*Work to complete*
From the records below, return every line containing the word "price".

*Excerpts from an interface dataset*
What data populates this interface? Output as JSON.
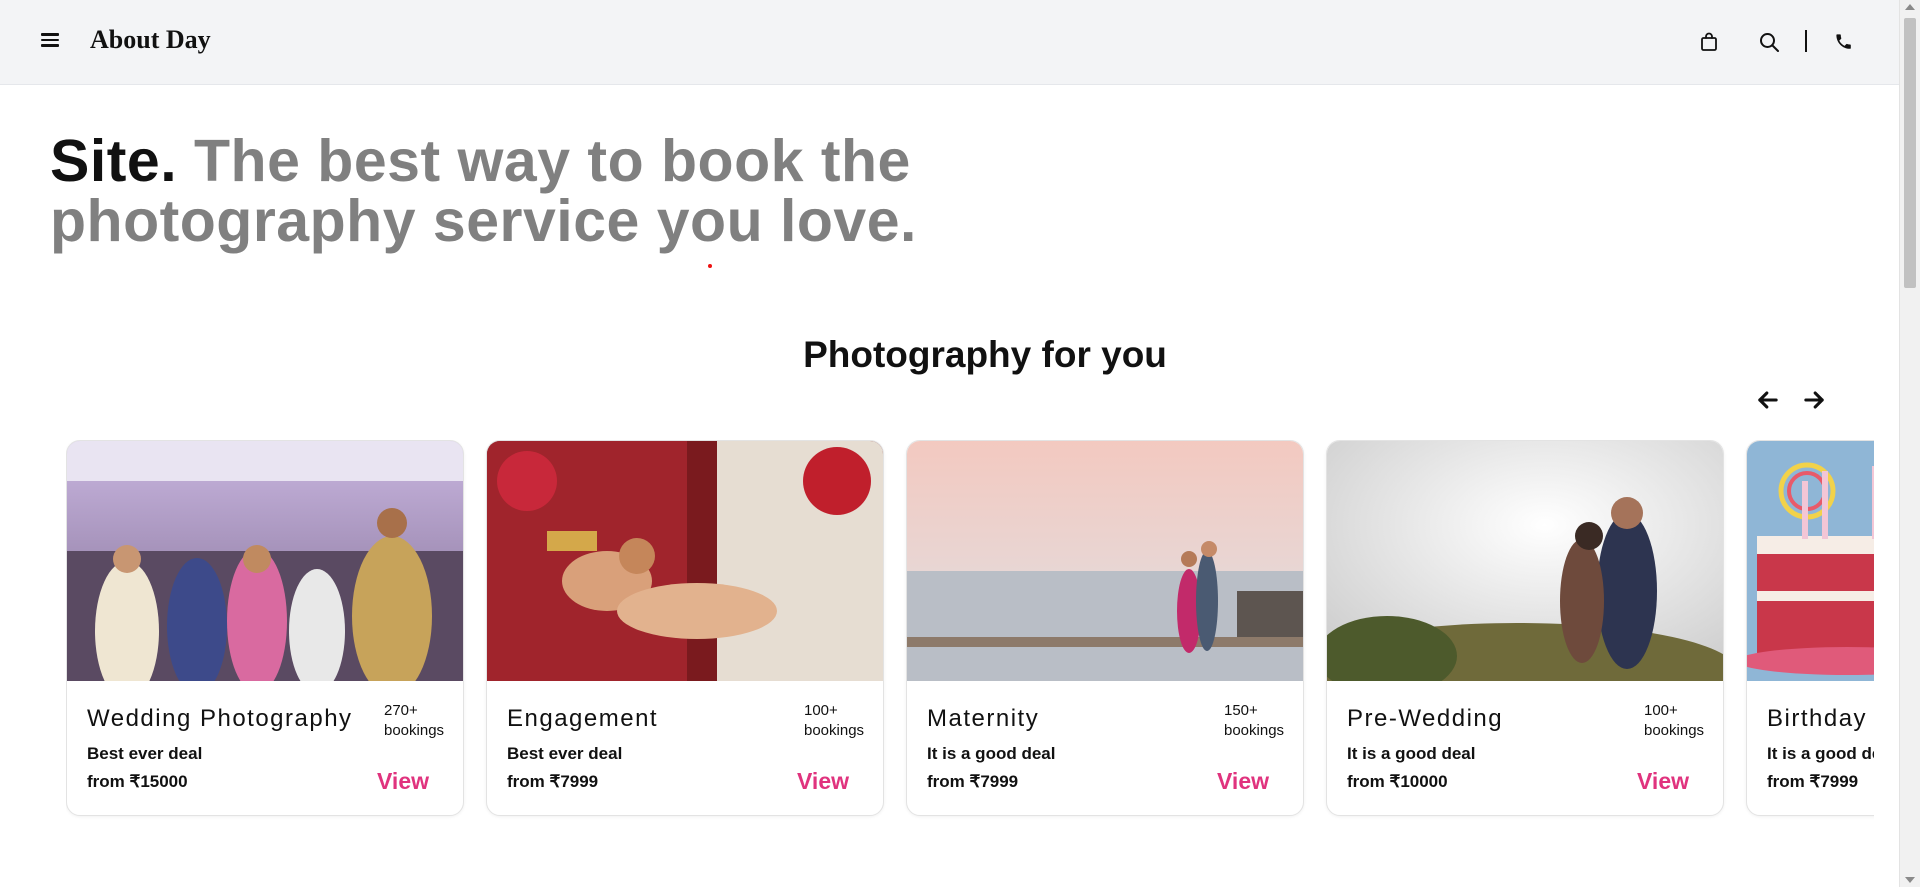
{
  "header": {
    "brand": "About Day",
    "icons": [
      "menu-icon",
      "bag-icon",
      "search-icon",
      "phone-icon"
    ]
  },
  "hero": {
    "strong": "Site.",
    "rest": "The best way to book the photography service you love."
  },
  "section": {
    "title": "Photography for you"
  },
  "colors": {
    "accent": "#e0337e",
    "muted_text": "#808080",
    "header_bg": "#f3f4f6"
  },
  "cards": [
    {
      "title": "Wedding Photography",
      "bookings_count": "270+",
      "bookings_label": "bookings",
      "deal": "Best ever deal",
      "price": "from ₹15000",
      "view": "View"
    },
    {
      "title": "Engagement",
      "bookings_count": "100+",
      "bookings_label": "bookings",
      "deal": "Best ever deal",
      "price": "from ₹7999",
      "view": "View"
    },
    {
      "title": "Maternity",
      "bookings_count": "150+",
      "bookings_label": "bookings",
      "deal": "It is a good deal",
      "price": "from ₹7999",
      "view": "View"
    },
    {
      "title": "Pre-Wedding",
      "bookings_count": "100+",
      "bookings_label": "bookings",
      "deal": "It is a good deal",
      "price": "from ₹10000",
      "view": "View"
    },
    {
      "title": "Birthday",
      "deal": "It is a good deal",
      "price": "from ₹7999"
    }
  ]
}
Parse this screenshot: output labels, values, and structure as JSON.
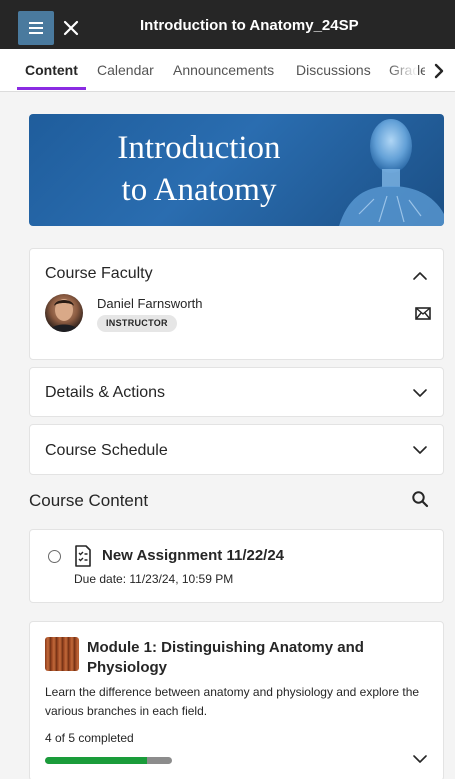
{
  "header": {
    "title": "Introduction to Anatomy_24SP",
    "menu_icon": "hamburger-icon",
    "close_icon": "close-icon"
  },
  "tabs": [
    {
      "label": "Content",
      "active": true
    },
    {
      "label": "Calendar",
      "active": false
    },
    {
      "label": "Announcements",
      "active": false
    },
    {
      "label": "Discussions",
      "active": false
    },
    {
      "label": "Grade",
      "active": false
    }
  ],
  "banner": {
    "line1": "Introduction",
    "line2": "to Anatomy"
  },
  "faculty": {
    "title": "Course Faculty",
    "name": "Daniel Farnsworth",
    "role": "INSTRUCTOR"
  },
  "details": {
    "title": "Details & Actions"
  },
  "schedule": {
    "title": "Course Schedule"
  },
  "content": {
    "heading": "Course Content",
    "assignment": {
      "title": "New Assignment 11/22/24",
      "due": "Due date: 11/23/24, 10:59 PM"
    },
    "module": {
      "title": "Module 1: Distinguishing Anatomy and Physiology",
      "description": "Learn the difference between anatomy and physiology and explore the various branches in each field.",
      "progress_label": "4 of 5 completed",
      "progress_fraction": 0.8
    }
  },
  "colors": {
    "header_bg": "#262626",
    "menu_btn": "#4a7a9e",
    "tab_accent": "#8a2be2",
    "progress": "#1a9c3a"
  }
}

*Exercise output*
      "price": "from ₹15000",
      "price": "from ₹7999",
      "price": "from ₹7999",
      "price": "from ₹10000",
      "price": "from ₹7999"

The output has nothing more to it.